Write the data below out in full, exactly as it stands.

+++ Task material +++

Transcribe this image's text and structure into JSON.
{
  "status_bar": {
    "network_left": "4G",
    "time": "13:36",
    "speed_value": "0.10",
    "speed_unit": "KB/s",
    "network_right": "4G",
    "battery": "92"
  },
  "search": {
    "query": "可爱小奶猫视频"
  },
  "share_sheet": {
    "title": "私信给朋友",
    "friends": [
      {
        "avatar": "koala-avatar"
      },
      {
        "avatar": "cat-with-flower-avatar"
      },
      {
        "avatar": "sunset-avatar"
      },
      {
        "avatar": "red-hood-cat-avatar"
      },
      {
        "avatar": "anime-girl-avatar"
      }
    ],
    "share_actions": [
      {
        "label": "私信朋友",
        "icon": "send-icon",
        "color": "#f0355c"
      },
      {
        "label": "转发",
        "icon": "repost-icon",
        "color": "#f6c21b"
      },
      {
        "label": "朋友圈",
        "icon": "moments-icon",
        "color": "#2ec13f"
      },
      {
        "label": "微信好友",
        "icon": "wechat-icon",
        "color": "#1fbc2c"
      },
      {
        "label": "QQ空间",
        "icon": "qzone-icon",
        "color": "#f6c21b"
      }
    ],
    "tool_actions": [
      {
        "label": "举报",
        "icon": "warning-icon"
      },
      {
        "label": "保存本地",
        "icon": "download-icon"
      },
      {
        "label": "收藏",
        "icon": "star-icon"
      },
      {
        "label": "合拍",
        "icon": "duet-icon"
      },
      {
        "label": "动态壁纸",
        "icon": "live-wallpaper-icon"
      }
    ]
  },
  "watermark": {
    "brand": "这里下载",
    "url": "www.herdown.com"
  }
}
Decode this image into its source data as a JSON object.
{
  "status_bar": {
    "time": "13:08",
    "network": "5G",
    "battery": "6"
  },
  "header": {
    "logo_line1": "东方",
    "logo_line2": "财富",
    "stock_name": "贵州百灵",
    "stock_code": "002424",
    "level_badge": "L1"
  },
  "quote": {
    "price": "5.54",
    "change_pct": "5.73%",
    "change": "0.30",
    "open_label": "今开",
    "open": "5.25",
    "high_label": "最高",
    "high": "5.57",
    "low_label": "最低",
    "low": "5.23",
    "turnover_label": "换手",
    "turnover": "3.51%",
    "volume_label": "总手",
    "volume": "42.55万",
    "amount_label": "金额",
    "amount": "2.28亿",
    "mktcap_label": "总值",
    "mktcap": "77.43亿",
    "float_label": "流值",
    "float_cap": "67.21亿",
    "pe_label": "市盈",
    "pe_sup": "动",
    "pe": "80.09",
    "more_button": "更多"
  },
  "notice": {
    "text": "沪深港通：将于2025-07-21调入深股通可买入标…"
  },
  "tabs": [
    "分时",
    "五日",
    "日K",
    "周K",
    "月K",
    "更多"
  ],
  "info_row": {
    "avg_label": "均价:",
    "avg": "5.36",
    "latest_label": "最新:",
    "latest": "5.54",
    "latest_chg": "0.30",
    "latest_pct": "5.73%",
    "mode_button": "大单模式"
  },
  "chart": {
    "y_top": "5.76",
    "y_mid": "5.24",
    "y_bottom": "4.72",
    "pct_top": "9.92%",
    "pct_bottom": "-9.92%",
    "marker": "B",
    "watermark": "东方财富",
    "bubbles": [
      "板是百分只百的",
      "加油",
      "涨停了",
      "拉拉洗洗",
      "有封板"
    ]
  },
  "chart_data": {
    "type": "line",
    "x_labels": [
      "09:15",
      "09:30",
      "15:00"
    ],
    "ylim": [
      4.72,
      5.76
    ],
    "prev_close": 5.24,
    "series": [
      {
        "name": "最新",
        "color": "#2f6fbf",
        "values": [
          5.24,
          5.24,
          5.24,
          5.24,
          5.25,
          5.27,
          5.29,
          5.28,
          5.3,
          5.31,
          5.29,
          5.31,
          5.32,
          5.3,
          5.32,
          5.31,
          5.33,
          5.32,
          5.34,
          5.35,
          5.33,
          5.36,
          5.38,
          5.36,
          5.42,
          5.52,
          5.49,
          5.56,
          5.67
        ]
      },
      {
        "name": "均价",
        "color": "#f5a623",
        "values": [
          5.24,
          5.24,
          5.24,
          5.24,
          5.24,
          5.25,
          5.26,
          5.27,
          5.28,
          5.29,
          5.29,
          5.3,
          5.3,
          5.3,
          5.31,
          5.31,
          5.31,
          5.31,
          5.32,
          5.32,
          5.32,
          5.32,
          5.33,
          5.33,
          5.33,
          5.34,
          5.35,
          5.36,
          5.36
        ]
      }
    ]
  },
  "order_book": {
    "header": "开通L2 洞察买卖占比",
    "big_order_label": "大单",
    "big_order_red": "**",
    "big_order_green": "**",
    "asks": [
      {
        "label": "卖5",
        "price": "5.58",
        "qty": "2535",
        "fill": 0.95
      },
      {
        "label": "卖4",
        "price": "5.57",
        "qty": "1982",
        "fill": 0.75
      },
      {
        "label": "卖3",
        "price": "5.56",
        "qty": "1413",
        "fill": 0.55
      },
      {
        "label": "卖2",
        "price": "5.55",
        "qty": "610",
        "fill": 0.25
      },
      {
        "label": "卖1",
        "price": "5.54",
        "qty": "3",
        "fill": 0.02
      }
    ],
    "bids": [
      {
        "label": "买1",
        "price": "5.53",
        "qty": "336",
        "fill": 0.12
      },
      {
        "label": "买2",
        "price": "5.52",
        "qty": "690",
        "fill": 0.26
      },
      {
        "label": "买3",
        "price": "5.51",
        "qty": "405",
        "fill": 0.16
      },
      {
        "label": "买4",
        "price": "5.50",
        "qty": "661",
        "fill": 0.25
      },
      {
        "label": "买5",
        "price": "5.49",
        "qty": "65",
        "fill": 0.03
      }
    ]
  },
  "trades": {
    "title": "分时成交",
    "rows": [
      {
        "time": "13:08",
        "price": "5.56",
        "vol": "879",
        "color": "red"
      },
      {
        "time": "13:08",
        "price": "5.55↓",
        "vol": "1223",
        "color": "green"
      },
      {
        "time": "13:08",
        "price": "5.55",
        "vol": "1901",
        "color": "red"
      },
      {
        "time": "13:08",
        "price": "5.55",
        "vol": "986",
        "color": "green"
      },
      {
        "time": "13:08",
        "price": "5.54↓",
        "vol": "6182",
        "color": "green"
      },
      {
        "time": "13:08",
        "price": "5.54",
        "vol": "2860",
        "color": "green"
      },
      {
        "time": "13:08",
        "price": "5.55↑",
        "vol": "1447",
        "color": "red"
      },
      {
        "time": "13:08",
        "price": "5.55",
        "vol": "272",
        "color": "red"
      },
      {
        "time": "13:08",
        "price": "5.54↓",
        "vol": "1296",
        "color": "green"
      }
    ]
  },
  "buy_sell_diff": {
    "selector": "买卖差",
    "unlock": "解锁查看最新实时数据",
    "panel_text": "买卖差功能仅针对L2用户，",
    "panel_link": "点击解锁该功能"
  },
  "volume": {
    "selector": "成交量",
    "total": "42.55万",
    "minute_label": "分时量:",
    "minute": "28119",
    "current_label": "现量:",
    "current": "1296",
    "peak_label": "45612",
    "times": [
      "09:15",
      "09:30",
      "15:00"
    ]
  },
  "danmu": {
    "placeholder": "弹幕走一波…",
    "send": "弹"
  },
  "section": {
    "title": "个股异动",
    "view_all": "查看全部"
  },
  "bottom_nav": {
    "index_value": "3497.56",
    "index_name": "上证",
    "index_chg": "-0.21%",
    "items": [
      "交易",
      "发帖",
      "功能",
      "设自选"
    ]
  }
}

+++

_Exercise solution_
Transcribe this image's text and structure into JSON.
{
  "status_bar": {
    "network_left": "4G",
    "time": "13:36",
    "speed_value": "0.10",
    "speed_unit": "KB/s",
    "network_right": "4G",
    "battery": "92"
  },
  "search": {
    "query": "可爱小奶猫视频"
  },
  "share_sheet": {
    "title": "私信给朋友",
    "friends": [
      {
        "avatar": "koala-avatar"
      },
      {
        "avatar": "cat-with-flower-avatar"
      },
      {
        "avatar": "sunset-avatar"
      },
      {
        "avatar": "red-hood-cat-avatar"
      },
      {
        "avatar": "anime-girl-avatar"
      }
    ],
    "share_actions": [
      {
        "label": "私信朋友",
        "icon": "send-icon",
        "color": "#f0355c"
      },
      {
        "label": "转发",
        "icon": "repost-icon",
        "color": "#f6c21b"
      },
      {
        "label": "朋友圈",
        "icon": "moments-icon",
        "color": "#2ec13f"
      },
      {
        "label": "微信好友",
        "icon": "wechat-icon",
        "color": "#1fbc2c"
      },
      {
        "label": "QQ空间",
        "icon": "qzone-icon",
        "color": "#f6c21b"
      }
    ],
    "tool_actions": [
      {
        "label": "举报",
        "icon": "warning-icon"
      },
      {
        "label": "保存本地",
        "icon": "download-icon"
      },
      {
        "label": "收藏",
        "icon": "star-icon"
      },
      {
        "label": "合拍",
        "icon": "duet-icon"
      },
      {
        "label": "动态壁纸",
        "icon": "live-wallpaper-icon"
      }
    ]
  },
  "watermark": {
    "brand": "这里下载",
    "url": "www.herdown.com"
  }
}
Decode this image into its source data as a JSON object.
{
  "status_bar": {
    "time": "13:08",
    "network": "5G",
    "battery": "6"
  },
  "header": {
    "logo_line1": "东方",
    "logo_line2": "财富",
    "stock_name": "贵州百灵",
    "stock_code": "002424",
    "level_badge": "L1"
  },
  "quote": {
    "price": "5.54",
    "change_pct": "5.73%",
    "change": "0.30",
    "open_label": "今开",
    "open": "5.25",
    "high_label": "最高",
    "high": "5.57",
    "low_label": "最低",
    "low": "5.23",
    "turnover_label": "换手",
    "turnover": "3.51%",
    "volume_label": "总手",
    "volume": "42.55万",
    "amount_label": "金额",
    "amount": "2.28亿",
    "mktcap_label": "总值",
    "mktcap": "77.43亿",
    "float_label": "流值",
    "float_cap": "67.21亿",
    "pe_label": "市盈",
    "pe_sup": "动",
    "pe": "80.09",
    "more_button": "更多"
  },
  "notice": {
    "text": "沪深港通：将于2025-07-21调入深股通可买入标…"
  },
  "tabs": [
    "分时",
    "五日",
    "日K",
    "周K",
    "月K",
    "更多"
  ],
  "info_row": {
    "avg_label": "均价:",
    "avg": "5.36",
    "latest_label": "最新:",
    "latest": "5.54",
    "latest_chg": "0.30",
    "latest_pct": "5.73%",
    "mode_button": "大单模式"
  },
  "chart": {
    "y_top": "5.76",
    "y_mid": "5.24",
    "y_bottom": "4.72",
    "pct_top": "9.92%",
    "pct_bottom": "-9.92%",
    "marker": "B",
    "watermark": "东方财富",
    "bubbles": [
      "板是百分只百的",
      "加油",
      "涨停了",
      "拉拉洗洗",
      "有封板"
    ]
  },
  "chart_data": {
    "type": "line",
    "x_labels": [
      "09:15",
      "09:30",
      "15:00"
    ],
    "ylim": [
      4.72,
      5.76
    ],
    "prev_close": 5.24,
    "series": [
      {
        "name": "最新",
        "color": "#2f6fbf",
        "values": [
          5.24,
          5.24,
          5.24,
          5.24,
          5.25,
          5.27,
          5.29,
          5.28,
          5.3,
          5.31,
          5.29,
          5.31,
          5.32,
          5.3,
          5.32,
          5.31,
          5.33,
          5.32,
          5.34,
          5.35,
          5.33,
          5.36,
          5.38,
          5.36,
          5.42,
          5.52,
          5.49,
          5.56,
          5.67
        ]
      },
      {
        "name": "均价",
        "color": "#f5a623",
        "values": [
          5.24,
          5.24,
          5.24,
          5.24,
          5.24,
          5.25,
          5.26,
          5.27,
          5.28,
          5.29,
          5.29,
          5.3,
          5.3,
          5.3,
          5.31,
          5.31,
          5.31,
          5.31,
          5.32,
          5.32,
          5.32,
          5.32,
          5.33,
          5.33,
          5.33,
          5.34,
          5.35,
          5.36,
          5.36
        ]
      }
    ]
  },
  "order_book": {
    "header": "开通L2 洞察买卖占比",
    "big_order_label": "大单",
    "big_order_red": "**",
    "big_order_green": "**",
    "asks": [
      {
        "label": "卖5",
        "price": "5.58",
        "qty": "2535",
        "fill": 0.95
      },
      {
        "label": "卖4",
        "price": "5.57",
        "qty": "1982",
        "fill": 0.75
      },
      {
        "label": "卖3",
        "price": "5.56",
        "qty": "1413",
        "fill": 0.55
      },
      {
        "label": "卖2",
        "price": "5.55",
        "qty": "610",
        "fill": 0.25
      },
      {
        "label": "卖1",
        "price": "5.54",
        "qty": "3",
        "fill": 0.02
      }
    ],
    "bids": [
      {
        "label": "买1",
        "price": "5.53",
        "qty": "336",
        "fill": 0.12
      },
      {
        "label": "买2",
        "price": "5.52",
        "qty": "690",
        "fill": 0.26
      },
      {
        "label": "买3",
        "price": "5.51",
        "qty": "405",
        "fill": 0.16
      },
      {
        "label": "买4",
        "price": "5.50",
        "qty": "661",
        "fill": 0.25
      },
      {
        "label": "买5",
        "price": "5.49",
        "qty": "65",
        "fill": 0.03
      }
    ]
  },
  "trades": {
    "title": "分时成交",
    "rows": [
      {
        "time": "13:08",
        "price": "5.56",
        "vol": "879",
        "color": "red"
      },
      {
        "time": "13:08",
        "price": "5.55↓",
        "vol": "1223",
        "color": "green"
      },
      {
        "time": "13:08",
        "price": "5.55",
        "vol": "1901",
        "color": "red"
      },
      {
        "time": "13:08",
        "price": "5.55",
        "vol": "986",
        "color": "green"
      },
      {
        "time": "13:08",
        "price": "5.54↓",
        "vol": "6182",
        "color": "green"
      },
      {
        "time": "13:08",
        "price": "5.54",
        "vol": "2860",
        "color": "green"
      },
      {
        "time": "13:08",
        "price": "5.55↑",
        "vol": "1447",
        "color": "red"
      },
      {
        "time": "13:08",
        "price": "5.55",
        "vol": "272",
        "color": "red"
      },
      {
        "time": "13:08",
        "price": "5.54↓",
        "vol": "1296",
        "color": "green"
      }
    ]
  },
  "buy_sell_diff": {
    "selector": "买卖差",
    "unlock": "解锁查看最新实时数据",
    "panel_text": "买卖差功能仅针对L2用户，",
    "panel_link": "点击解锁该功能"
  },
  "volume": {
    "selector": "成交量",
    "total": "42.55万",
    "minute_label": "分时量:",
    "minute": "28119",
    "current_label": "现量:",
    "current": "1296",
    "peak_label": "45612",
    "times": [
      "09:15",
      "09:30",
      "15:00"
    ]
  },
  "danmu": {
    "placeholder": "弹幕走一波…",
    "send": "弹"
  },
  "section": {
    "title": "个股异动",
    "view_all": "查看全部"
  },
  "bottom_nav": {
    "index_value": "3497.56",
    "index_name": "上证",
    "index_chg": "-0.21%",
    "items": [
      "交易",
      "发帖",
      "功能",
      "设自选"
    ]
  }
}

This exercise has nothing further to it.